With some help from his father, who gave him a few of his own horses to train once Schettino endorsed his assistant's desire to break out on his own, Falcone began taking the first baby steps toward success. He won four races from 39 starts in 2014, totals he improved to nine wins from 86 starts the following year. He also had a long-standing friendship with bloodstock agent Chad Summers, racing manager for J. Stables who, along with Summers' family, owned part of a son of Posse that showed promise—but no victories—in his first four starts.
"I was good friends with Chad and after (Mind Your Biscuits) came off the bench, he gave me a call and asked about taking a few horses for him," Falcone said. "And so far it's all worked out well."
In his first start for Falcone after previously being trained by Roderick Rodriguez, Mind Your Biscuits broke his maiden in take-notice fashion, winning by 7 1/2 lengths against state-breds at Aqueduct April 9. Three starts later, he won an allowance test for New York-breds at Belmont by 9 1/4 lengths to earned his way into the Amsterdam field.
Even though his fifth-place finish in the Ketel One King's Bishop (gr. I) Aug. 27 represents his worst finish in 12 career starts, Mind Your Biscuits was only beaten four lengths by eventual TwinSpires Breeders' Cup Sprint (gr. I) winner Drefong that day. Dismissed at 15-1 odds in the $1.5 million Sprint Nov. 5 at Santa Anita Park, Mind Your Biscuits crossed the wire third, beaten just a nose for a second, a position he was eventually elevated to this week when it was announced runner-up Masochistic had been disqualified for failing a post-race drug test.

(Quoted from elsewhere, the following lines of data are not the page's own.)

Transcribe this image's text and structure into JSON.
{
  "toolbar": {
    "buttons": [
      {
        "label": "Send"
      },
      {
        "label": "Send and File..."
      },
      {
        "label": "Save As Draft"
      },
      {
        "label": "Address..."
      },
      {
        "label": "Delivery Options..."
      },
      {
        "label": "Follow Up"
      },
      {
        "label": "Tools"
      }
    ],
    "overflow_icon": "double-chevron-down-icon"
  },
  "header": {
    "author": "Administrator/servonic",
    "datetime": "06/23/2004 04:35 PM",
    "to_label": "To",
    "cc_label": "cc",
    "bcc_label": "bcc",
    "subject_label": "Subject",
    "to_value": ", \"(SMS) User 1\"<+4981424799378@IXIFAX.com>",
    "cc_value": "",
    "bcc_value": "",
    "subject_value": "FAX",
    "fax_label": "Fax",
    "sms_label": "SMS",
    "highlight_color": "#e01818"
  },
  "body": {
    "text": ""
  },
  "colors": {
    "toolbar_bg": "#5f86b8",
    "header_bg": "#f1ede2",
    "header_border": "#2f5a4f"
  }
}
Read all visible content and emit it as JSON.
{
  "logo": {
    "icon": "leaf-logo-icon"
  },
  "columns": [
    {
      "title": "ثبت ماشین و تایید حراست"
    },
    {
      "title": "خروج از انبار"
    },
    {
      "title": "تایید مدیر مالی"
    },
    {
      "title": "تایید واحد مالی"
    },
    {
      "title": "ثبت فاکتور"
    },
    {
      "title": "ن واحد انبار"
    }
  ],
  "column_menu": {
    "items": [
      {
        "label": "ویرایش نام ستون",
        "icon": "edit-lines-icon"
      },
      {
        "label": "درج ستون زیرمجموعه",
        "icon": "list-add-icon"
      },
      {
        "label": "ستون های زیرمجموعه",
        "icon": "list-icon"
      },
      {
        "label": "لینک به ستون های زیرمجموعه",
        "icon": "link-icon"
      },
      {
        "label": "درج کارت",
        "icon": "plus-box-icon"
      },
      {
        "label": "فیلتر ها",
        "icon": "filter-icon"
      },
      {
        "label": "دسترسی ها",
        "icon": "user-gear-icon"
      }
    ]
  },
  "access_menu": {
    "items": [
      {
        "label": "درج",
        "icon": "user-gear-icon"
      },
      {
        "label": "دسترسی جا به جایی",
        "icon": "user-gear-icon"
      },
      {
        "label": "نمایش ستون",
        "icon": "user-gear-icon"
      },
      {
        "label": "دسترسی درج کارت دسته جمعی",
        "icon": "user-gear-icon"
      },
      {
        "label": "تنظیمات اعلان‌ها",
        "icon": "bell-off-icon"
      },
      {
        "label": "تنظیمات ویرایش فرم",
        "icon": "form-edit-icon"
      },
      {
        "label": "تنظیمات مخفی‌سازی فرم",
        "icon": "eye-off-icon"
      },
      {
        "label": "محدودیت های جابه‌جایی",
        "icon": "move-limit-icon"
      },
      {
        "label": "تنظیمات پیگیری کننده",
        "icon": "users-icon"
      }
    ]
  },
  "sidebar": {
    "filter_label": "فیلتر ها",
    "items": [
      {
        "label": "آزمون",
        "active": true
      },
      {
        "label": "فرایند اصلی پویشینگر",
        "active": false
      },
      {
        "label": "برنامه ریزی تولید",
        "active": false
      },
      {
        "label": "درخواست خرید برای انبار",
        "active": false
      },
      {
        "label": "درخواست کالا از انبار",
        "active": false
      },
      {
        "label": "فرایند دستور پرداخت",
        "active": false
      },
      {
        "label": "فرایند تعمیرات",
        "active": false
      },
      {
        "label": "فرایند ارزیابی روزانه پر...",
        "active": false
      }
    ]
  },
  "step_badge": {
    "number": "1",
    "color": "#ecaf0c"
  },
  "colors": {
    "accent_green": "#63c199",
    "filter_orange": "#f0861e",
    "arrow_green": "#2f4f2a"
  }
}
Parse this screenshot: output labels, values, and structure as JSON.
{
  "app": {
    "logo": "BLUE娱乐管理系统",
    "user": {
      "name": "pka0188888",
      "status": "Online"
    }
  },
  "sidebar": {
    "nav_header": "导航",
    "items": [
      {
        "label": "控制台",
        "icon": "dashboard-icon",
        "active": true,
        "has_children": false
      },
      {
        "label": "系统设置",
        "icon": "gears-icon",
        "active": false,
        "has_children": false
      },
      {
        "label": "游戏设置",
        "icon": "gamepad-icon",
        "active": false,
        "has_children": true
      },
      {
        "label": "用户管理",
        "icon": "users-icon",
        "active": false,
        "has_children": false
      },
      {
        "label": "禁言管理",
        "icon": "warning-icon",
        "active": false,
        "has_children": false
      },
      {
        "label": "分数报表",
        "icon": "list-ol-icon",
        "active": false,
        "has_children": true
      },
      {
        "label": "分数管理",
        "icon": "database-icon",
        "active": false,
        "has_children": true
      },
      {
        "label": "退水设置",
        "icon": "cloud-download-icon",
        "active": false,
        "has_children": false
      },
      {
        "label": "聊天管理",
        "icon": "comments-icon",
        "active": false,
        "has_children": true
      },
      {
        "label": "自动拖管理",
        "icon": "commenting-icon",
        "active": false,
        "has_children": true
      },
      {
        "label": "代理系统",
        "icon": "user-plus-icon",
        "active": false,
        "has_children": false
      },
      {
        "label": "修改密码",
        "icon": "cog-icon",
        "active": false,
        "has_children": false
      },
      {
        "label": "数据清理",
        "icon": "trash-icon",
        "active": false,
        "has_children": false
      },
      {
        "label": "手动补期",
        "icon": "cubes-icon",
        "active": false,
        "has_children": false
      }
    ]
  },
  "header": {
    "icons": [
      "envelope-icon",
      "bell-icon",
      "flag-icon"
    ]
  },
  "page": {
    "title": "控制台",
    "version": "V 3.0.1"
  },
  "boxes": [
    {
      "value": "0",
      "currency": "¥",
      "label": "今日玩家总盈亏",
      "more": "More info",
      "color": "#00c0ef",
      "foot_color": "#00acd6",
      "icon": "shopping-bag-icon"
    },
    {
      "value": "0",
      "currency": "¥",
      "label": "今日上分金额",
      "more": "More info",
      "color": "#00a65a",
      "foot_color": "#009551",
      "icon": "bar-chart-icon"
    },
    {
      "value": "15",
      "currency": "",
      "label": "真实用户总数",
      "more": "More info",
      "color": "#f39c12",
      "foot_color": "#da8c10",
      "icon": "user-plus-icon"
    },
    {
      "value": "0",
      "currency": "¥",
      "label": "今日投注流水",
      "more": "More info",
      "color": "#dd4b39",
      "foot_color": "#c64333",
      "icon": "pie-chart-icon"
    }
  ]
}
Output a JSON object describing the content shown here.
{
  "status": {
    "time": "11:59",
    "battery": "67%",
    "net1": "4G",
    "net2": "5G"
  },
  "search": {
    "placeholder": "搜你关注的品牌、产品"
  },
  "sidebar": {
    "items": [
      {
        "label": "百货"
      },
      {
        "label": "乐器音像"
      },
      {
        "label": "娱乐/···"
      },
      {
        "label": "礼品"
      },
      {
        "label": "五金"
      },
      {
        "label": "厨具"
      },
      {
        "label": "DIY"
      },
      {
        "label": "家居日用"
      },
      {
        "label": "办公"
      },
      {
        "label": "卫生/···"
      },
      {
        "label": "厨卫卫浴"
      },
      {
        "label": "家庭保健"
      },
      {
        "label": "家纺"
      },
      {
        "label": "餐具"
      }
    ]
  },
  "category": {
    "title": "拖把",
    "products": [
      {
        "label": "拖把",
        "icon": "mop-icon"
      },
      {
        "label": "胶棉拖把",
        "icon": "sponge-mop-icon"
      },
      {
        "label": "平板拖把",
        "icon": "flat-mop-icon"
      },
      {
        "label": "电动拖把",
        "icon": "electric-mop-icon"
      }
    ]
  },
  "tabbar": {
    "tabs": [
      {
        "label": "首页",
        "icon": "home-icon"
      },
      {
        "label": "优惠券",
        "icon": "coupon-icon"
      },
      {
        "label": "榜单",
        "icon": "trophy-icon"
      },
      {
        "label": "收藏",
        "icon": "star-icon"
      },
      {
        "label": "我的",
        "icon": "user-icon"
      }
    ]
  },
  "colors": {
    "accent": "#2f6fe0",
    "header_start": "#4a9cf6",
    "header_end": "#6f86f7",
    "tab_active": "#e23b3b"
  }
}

"It's like everything else. They doubt you when you aren't successful and then still they doubt you after you are successful. We always felt like (Mind Your Biscuits) was nice horse," Falcone said. "The way he ran in the Breeders' Cup hopefully put an ease on all the doubters. Even thought he is a New York-bred, he showed New York-breds can run just as well."
Falcone laughs when the very real possibility of him heading into the New Year as a grade I-winning trainer is mentioned and he keeps talk of his forward progress in general terms. He wants to grow his stable. He wants to take whatever transpires next with a day by day attitude.
And like any seasoned pro, he has learned that chance is the most valuable commodity on the backside.
"You don't know when you're going to get a good opportunity again. It could be tomorrow, it could be a week, it could be a far time from now," he said. "Hopefully I just get more opportunities."